## Task statement
From the data below, give the number of lines holding the word "structured", with nothing else added.

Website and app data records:
/---

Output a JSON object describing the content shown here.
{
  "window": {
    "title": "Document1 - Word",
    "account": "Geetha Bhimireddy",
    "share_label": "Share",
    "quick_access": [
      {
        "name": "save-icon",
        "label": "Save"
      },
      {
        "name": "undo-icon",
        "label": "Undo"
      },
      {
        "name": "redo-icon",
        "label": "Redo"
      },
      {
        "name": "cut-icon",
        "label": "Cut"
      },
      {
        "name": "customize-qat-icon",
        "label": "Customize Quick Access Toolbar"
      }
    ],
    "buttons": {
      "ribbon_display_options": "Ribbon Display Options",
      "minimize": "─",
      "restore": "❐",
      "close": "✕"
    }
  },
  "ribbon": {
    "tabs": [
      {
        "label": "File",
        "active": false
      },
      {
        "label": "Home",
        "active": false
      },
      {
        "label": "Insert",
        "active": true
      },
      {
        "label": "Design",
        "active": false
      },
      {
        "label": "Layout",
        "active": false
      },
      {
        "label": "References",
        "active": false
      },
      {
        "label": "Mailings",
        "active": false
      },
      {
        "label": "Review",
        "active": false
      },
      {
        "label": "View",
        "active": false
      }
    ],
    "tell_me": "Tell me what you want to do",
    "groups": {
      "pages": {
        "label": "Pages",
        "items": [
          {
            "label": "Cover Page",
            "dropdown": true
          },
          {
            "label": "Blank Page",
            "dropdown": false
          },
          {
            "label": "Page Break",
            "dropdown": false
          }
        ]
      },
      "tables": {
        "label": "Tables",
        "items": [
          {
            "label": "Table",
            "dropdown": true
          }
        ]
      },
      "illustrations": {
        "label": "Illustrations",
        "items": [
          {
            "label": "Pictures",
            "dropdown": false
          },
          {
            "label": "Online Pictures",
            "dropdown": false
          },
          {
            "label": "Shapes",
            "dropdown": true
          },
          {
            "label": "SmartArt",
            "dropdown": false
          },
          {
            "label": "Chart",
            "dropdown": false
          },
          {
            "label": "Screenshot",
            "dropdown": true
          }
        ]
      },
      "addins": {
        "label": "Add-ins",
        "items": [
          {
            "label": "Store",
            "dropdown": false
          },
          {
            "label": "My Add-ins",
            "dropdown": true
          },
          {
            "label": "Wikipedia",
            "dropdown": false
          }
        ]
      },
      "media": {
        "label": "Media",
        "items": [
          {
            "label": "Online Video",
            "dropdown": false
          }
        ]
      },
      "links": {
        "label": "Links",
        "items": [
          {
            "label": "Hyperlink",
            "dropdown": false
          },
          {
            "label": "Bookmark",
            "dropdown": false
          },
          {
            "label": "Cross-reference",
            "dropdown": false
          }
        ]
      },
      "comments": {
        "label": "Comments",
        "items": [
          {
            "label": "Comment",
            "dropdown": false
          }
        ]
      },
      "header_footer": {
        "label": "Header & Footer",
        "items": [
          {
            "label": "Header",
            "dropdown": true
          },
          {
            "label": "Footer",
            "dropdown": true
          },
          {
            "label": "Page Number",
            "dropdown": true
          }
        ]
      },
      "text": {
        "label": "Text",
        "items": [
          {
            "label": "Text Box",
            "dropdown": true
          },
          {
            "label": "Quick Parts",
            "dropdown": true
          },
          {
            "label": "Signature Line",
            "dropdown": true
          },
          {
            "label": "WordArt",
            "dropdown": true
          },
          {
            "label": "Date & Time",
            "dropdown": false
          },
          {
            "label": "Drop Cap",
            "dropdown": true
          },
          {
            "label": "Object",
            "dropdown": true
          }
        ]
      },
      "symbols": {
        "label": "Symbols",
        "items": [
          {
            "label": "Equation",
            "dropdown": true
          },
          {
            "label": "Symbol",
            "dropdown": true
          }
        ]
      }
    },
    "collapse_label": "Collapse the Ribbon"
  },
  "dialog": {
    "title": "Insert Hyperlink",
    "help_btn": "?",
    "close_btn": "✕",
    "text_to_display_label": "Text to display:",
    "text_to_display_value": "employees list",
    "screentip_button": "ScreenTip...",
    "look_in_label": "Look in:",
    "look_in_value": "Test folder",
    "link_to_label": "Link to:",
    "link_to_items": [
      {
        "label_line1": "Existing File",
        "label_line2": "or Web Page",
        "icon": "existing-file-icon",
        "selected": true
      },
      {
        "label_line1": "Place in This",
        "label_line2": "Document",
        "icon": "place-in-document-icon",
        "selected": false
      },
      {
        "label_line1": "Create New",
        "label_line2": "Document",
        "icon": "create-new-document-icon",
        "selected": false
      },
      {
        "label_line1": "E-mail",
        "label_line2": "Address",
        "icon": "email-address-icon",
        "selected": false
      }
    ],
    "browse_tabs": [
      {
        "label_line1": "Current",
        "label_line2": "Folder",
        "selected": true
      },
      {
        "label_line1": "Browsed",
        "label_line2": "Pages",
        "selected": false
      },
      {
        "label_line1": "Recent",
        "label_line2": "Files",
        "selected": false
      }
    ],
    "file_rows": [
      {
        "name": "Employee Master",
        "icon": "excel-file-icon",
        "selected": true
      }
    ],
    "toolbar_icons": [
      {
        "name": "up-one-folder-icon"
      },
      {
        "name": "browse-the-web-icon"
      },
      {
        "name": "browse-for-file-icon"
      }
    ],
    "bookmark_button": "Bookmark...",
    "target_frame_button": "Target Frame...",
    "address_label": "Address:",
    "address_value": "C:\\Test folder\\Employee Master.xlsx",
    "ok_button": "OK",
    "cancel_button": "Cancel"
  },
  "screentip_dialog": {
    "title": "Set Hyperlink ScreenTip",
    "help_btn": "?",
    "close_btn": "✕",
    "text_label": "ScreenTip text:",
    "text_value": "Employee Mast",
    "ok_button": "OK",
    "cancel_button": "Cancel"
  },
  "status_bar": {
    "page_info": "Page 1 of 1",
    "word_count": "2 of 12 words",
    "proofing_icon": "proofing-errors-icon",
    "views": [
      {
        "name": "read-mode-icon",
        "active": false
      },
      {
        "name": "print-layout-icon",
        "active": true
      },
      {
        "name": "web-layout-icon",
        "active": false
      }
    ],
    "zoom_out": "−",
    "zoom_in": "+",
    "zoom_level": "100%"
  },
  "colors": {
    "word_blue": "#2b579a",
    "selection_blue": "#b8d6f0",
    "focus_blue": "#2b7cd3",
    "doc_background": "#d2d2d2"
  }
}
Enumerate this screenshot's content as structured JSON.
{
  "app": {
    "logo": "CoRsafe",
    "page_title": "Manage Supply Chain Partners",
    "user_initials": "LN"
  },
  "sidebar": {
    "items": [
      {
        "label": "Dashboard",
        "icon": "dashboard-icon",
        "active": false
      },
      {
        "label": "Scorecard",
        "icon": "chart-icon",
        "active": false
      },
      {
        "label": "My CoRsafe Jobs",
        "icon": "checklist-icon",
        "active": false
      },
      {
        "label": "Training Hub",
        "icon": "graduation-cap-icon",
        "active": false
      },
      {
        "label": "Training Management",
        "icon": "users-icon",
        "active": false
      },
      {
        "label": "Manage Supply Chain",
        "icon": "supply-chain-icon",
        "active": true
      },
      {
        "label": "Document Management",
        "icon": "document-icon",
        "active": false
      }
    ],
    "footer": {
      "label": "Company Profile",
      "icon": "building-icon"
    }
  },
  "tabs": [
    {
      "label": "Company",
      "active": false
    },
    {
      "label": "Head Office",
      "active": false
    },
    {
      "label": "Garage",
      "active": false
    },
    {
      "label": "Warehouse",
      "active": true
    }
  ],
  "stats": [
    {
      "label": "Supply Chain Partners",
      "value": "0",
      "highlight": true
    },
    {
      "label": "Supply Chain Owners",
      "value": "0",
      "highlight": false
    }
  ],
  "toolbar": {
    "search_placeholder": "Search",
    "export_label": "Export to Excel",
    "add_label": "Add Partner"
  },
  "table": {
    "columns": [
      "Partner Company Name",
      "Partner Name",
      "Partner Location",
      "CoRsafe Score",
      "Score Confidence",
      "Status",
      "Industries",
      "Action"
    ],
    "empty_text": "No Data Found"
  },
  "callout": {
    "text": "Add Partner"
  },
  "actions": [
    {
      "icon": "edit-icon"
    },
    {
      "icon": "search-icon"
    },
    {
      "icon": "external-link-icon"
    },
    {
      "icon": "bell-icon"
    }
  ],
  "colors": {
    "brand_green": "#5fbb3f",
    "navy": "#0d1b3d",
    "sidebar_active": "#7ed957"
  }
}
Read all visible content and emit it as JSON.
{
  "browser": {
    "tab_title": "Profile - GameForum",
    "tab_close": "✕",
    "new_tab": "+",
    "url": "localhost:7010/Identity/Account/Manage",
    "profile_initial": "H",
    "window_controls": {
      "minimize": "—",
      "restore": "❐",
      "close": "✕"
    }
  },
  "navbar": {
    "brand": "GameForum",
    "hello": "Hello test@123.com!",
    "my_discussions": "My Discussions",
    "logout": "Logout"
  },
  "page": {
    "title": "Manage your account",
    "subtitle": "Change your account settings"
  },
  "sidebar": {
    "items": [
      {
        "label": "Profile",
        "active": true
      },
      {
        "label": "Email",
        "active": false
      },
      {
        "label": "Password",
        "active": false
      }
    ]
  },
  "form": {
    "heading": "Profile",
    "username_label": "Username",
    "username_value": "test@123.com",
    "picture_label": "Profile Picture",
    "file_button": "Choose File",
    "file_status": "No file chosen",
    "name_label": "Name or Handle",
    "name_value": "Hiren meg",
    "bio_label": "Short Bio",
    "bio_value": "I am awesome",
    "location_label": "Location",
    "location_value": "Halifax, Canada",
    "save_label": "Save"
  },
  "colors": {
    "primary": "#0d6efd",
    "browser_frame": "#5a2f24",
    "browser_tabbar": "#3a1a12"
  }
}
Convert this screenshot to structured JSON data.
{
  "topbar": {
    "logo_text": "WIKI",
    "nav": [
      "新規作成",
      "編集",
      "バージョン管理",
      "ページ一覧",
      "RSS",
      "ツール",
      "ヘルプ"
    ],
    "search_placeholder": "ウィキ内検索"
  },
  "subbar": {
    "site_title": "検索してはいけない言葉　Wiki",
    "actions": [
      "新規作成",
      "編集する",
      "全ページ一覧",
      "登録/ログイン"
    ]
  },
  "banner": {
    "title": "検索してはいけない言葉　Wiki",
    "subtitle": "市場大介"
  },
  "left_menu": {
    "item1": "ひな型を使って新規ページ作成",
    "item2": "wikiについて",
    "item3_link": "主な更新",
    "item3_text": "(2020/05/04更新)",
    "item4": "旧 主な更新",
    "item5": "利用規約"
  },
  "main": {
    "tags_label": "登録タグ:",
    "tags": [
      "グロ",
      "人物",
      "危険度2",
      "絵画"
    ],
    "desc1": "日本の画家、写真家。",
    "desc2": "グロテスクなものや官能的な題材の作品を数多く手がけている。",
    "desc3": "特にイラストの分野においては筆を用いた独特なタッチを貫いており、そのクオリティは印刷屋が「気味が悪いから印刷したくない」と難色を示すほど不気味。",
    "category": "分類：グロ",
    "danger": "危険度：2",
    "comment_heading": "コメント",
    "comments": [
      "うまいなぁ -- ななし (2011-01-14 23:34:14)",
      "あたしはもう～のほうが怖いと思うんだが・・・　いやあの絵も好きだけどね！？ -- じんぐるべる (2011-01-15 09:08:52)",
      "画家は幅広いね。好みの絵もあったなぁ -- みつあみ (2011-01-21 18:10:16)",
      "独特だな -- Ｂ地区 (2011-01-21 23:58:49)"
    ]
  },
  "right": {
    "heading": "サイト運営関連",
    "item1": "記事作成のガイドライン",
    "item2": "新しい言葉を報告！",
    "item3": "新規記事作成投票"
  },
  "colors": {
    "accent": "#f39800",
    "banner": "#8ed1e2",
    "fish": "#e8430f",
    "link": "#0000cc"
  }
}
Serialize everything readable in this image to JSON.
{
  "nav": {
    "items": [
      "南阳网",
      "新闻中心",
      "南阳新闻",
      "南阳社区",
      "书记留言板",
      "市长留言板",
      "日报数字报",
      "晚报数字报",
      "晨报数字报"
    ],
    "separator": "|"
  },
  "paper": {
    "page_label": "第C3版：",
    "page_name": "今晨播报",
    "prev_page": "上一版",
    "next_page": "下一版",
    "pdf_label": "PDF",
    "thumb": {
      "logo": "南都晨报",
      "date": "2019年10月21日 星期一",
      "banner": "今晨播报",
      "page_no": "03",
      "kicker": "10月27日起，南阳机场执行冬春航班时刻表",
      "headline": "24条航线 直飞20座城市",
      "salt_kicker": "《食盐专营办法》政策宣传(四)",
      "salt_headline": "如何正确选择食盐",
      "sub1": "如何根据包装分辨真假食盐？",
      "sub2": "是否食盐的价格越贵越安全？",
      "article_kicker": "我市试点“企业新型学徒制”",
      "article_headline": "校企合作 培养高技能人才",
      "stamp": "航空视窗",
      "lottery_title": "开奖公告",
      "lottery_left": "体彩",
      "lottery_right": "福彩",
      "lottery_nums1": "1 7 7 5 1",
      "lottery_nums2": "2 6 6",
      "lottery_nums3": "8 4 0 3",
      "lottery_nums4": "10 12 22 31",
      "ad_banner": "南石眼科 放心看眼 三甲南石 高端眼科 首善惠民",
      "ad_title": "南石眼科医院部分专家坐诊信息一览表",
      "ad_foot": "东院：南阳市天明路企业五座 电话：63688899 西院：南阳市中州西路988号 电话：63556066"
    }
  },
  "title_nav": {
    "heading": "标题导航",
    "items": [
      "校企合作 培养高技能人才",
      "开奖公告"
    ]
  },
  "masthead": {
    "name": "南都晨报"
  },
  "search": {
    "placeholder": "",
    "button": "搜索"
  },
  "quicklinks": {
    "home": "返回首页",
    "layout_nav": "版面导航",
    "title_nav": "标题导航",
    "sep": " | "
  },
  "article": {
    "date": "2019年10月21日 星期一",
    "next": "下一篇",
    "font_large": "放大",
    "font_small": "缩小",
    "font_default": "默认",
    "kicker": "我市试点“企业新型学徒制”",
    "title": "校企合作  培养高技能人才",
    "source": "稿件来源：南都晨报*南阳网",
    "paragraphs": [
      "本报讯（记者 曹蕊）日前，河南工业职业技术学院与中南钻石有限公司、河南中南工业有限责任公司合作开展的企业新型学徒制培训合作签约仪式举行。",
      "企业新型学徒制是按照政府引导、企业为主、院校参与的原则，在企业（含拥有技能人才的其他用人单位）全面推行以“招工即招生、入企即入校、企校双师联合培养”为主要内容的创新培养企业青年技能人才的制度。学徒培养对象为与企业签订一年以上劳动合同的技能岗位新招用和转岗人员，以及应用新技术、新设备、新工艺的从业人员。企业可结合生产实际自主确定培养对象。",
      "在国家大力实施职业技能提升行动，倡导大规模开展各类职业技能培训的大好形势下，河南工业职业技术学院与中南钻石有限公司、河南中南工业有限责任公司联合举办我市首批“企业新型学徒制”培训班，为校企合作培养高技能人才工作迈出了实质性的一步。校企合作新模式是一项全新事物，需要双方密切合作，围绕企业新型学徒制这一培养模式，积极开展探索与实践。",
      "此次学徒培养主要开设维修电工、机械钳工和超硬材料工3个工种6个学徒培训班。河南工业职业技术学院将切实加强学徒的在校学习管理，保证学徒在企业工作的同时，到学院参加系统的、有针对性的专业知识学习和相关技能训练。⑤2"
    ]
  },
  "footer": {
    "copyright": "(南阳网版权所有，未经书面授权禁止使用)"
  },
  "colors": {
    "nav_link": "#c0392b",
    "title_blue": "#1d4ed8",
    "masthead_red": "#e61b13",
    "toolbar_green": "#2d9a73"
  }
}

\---

## Output for this task
2